- Author: Alison Collin
Even minimalist gardeners acquire tools that need to be stored and maintained, and as years go by the collection gradually increases representing a significant financial outlay. However, if well cared for good tools will last a lifetime so it behooves us to make the extra effort to look after them well.
The chief requirements are that the tools be kept dry and easily accessible but not in the way, that blades should not be damaged, and that they do not present a hazard such as tipping over, or falling down and hitting someone. A dedicated garden shed is ideal for storage but if lack of space eliminates this possibility alternatives have to be found.
I keep small tools such as pruners, trowels, dandelion weeder, twine, scissors and gardening gloves in a large box of the type produced for storing patio furniture cushions.
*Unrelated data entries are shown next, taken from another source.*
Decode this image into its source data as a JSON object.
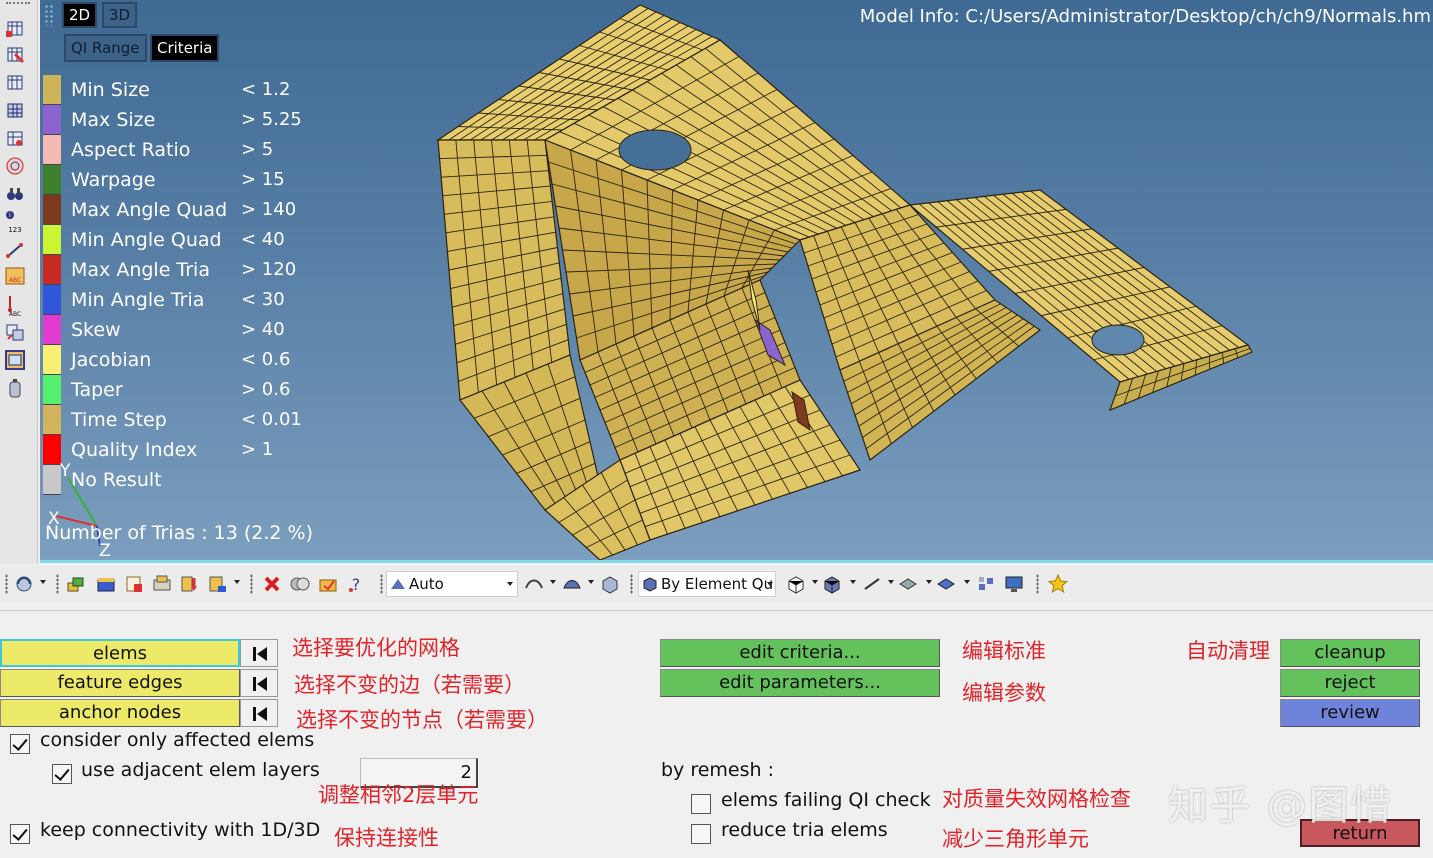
{
  "viewport": {
    "view_buttons": [
      "2D",
      "3D"
    ],
    "mode_tabs": [
      "QI Range",
      "Criteria"
    ],
    "model_info": "Model Info: C:/Users/Administrator/Desktop/ch/ch9/Normals.hm",
    "legend": [
      {
        "label": "Min Size",
        "value": "< 1.2",
        "color": "#cdb35a"
      },
      {
        "label": "Max Size",
        "value": "> 5.25",
        "color": "#8a63cf"
      },
      {
        "label": "Aspect Ratio",
        "value": "> 5",
        "color": "#f5b9b4"
      },
      {
        "label": "Warpage",
        "value": "> 15",
        "color": "#3d7f2b"
      },
      {
        "label": "Max Angle Quad",
        "value": "> 140",
        "color": "#7e3a1c"
      },
      {
        "label": "Min Angle Quad",
        "value": "< 40",
        "color": "#c9f532"
      },
      {
        "label": "Max Angle Tria",
        "value": "> 120",
        "color": "#c72a22"
      },
      {
        "label": "Min Angle Tria",
        "value": "< 30",
        "color": "#2f57d8"
      },
      {
        "label": "Skew",
        "value": "> 40",
        "color": "#e23bd2"
      },
      {
        "label": "Jacobian",
        "value": "< 0.6",
        "color": "#f7ef74"
      },
      {
        "label": "Taper",
        "value": "> 0.6",
        "color": "#57f06e"
      },
      {
        "label": "Time Step",
        "value": "< 0.01",
        "color": "#d2b45c"
      },
      {
        "label": "Quality Index",
        "value": "> 1",
        "color": "#ff0000"
      },
      {
        "label": "No Result",
        "value": "",
        "color": "#c8c8c8"
      }
    ],
    "trias_count": "Number of Trias : 13 (2.2 %)",
    "triad": {
      "x": "X",
      "y": "Y",
      "z": "Z"
    },
    "mesh_color": "#e3c767"
  },
  "toolbar": {
    "visualization_combo": "Auto",
    "color_by_combo": "By Element Qu"
  },
  "panel": {
    "selectors": [
      {
        "label": "elems",
        "note": "选择要优化的网格"
      },
      {
        "label": "feature edges",
        "note": "选择不变的边（若需要）"
      },
      {
        "label": "anchor nodes",
        "note": "选择不变的节点（若需要）"
      }
    ],
    "consider_only_affected": "consider only affected elems",
    "use_adjacent_layers": "use adjacent elem layers",
    "adjacent_layers_value": "2",
    "adjacent_note": "调整相邻2层单元",
    "keep_connectivity": "keep connectivity with 1D/3D",
    "keep_connectivity_note": "保持连接性",
    "edit_criteria": "edit criteria...",
    "edit_criteria_note": "编辑标准",
    "edit_parameters": "edit parameters...",
    "edit_parameters_note": "编辑参数",
    "by_remesh": "by remesh :",
    "elems_failing_qi": "elems failing QI check",
    "elems_failing_qi_note": "对质量失效网格检查",
    "reduce_tria": "reduce tria elems",
    "reduce_tria_note": "减少三角形单元",
    "auto_cleanup_note": "自动清理",
    "cleanup": "cleanup",
    "reject": "reject",
    "review": "review",
    "return": "return",
    "watermark": "知乎 @图惜"
  }
}
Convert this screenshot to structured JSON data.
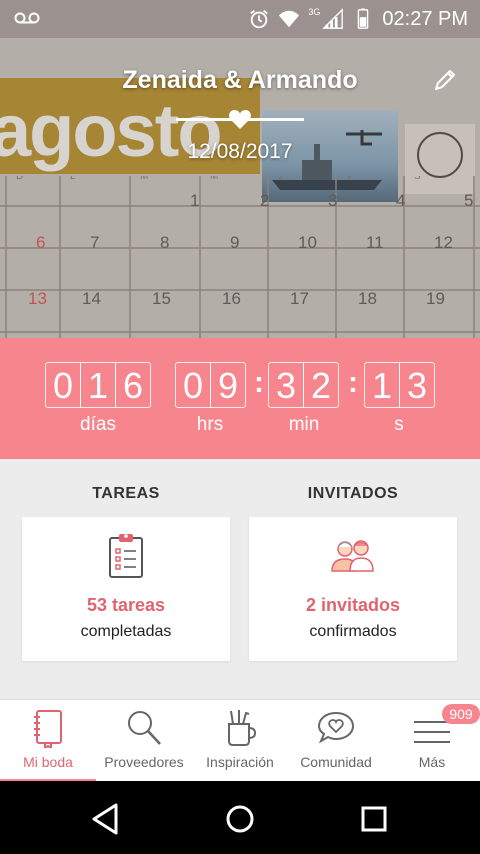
{
  "status_bar": {
    "time": "02:27 PM",
    "network": "3G",
    "icons": [
      "voicemail-icon",
      "alarm-icon",
      "wifi-icon",
      "signal-icon",
      "battery-icon"
    ]
  },
  "header": {
    "couple_name": "Zenaida & Armando",
    "wedding_date": "12/08/2017",
    "calendar_month_word": "agosto",
    "calendar_days_row1": [
      "1",
      "2",
      "3",
      "4",
      "5"
    ],
    "calendar_days_row2": [
      "6",
      "7",
      "8",
      "9",
      "10",
      "11",
      "12"
    ],
    "calendar_days_row3": [
      "13",
      "14",
      "15",
      "16",
      "17",
      "18",
      "19"
    ],
    "calendar_weekdays": [
      "D",
      "L",
      "M",
      "M",
      "J",
      "V",
      "S"
    ]
  },
  "countdown": {
    "days_digits": [
      "0",
      "1",
      "6"
    ],
    "hours_digits": [
      "0",
      "9"
    ],
    "minutes_digits": [
      "3",
      "2"
    ],
    "seconds_digits": [
      "1",
      "3"
    ],
    "separator": ":",
    "labels": {
      "days": "días",
      "hours": "hrs",
      "minutes": "min",
      "seconds": "s"
    }
  },
  "sections": {
    "tasks": {
      "title": "TAREAS",
      "main": "53 tareas",
      "sub": "completadas",
      "icon": "clipboard-icon"
    },
    "guests": {
      "title": "INVITADOS",
      "main": "2 invitados",
      "sub": "confirmados",
      "icon": "guests-icon"
    }
  },
  "bottom_nav": {
    "items": [
      {
        "label": "Mi boda",
        "icon": "notebook-icon",
        "active": true
      },
      {
        "label": "Proveedores",
        "icon": "search-icon",
        "active": false
      },
      {
        "label": "Inspiración",
        "icon": "inspiration-cup-icon",
        "active": false
      },
      {
        "label": "Comunidad",
        "icon": "chat-heart-icon",
        "active": false
      },
      {
        "label": "Más",
        "icon": "menu-icon",
        "active": false,
        "badge": "909"
      }
    ]
  },
  "colors": {
    "accent": "#f6858e",
    "accent_text": "#e0646f",
    "status_bar": "#9b9290"
  }
}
This also contains basic chemicals such as rooting hormone, Tanglefoot, fertilizers and insecticidal soap, hand sprayers, and it can be locked for safety. A fishing tackle or compartmentalized craft box makes an excellent organizer for drip irrigation nozzles, connectors, goof plugs etc.
Another idea for keeping small tools handy is suggested in the Sunset Western Garden book – a mailbox mounted on a post discreetly placed in a spot close to where these tools are most often used.
The most awkward things to store are items such as bird netting, shade cloth, weed cloth and frost cloth. It is amazing how the packs, so flat and neat on purchase, expand into a voluminous mess once the bag is opened. I get around this by folding them the best I can and then rolling them, tying the rolls securely with string and storing them vertically in a 32-gallon garbage can with a tight fitting lid.
The upper rails on the back panels of a “good neighbor” panel fence can have a series of ladder hooks screwed into them which are then used to store spare coils of irrigation tubing, hoses, watering cans, or the metal hoops from row covers. Similar hooks can be inserted into the lower rails and used to store bundles of plant stakes. Ladders can be stored horizontally on a fence or wall supported by hooks designed for the purpose.
Plant pots and seed flats are stacked by size, and kept in a 40 quart utility bucket which keeps them contained and can be used to sterilize them when necessary. Surplus ones are either recycled or donated to growers.
Pressure sprayers (empty and clean) should be kept away from direct sunlight since the UV light tends to degrade plastics. I learned this the hard way when a 1 quart hand sprayer exploded as I pumped it up, drenching me in insecticide! (It was organic, hence the stink of garlic, rosemary and worse that pervaded my being for several days but it could have been much worse).
Large tomato cages are always a bit of an eyesore when not in use, but they can be put to advantage in the winter by wrapping and securing frost cloth around the outside, placing them, with a layer of straw inside, over any tender plants. The frost cloth prevents the straw from blowing away.
Storage requirements will differ depending on circumstance, but the aim is to be able to find and easily access any tool, without taking up valuable growing space in the process.
Do you have any helpful ideas or tips? Share them below!